Required action: Gather each line containing the string "this" from these entries.

Excerpts from an interface dataset:
.....

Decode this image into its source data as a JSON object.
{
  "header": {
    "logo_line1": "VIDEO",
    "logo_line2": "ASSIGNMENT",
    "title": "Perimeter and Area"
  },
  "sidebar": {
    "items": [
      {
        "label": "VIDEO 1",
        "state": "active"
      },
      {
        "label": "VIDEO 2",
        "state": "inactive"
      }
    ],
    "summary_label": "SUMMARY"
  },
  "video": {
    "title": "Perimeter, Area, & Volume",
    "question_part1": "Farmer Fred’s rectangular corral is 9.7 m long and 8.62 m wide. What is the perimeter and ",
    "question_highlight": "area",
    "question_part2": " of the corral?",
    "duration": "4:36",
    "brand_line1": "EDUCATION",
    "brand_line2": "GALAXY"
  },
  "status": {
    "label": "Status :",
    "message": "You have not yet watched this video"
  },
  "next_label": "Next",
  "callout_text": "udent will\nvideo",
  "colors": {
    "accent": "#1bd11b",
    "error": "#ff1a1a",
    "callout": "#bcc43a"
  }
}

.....

Worked solution:
Decode this image into its source data as a JSON object.
    "message": "You have not yet watched this video"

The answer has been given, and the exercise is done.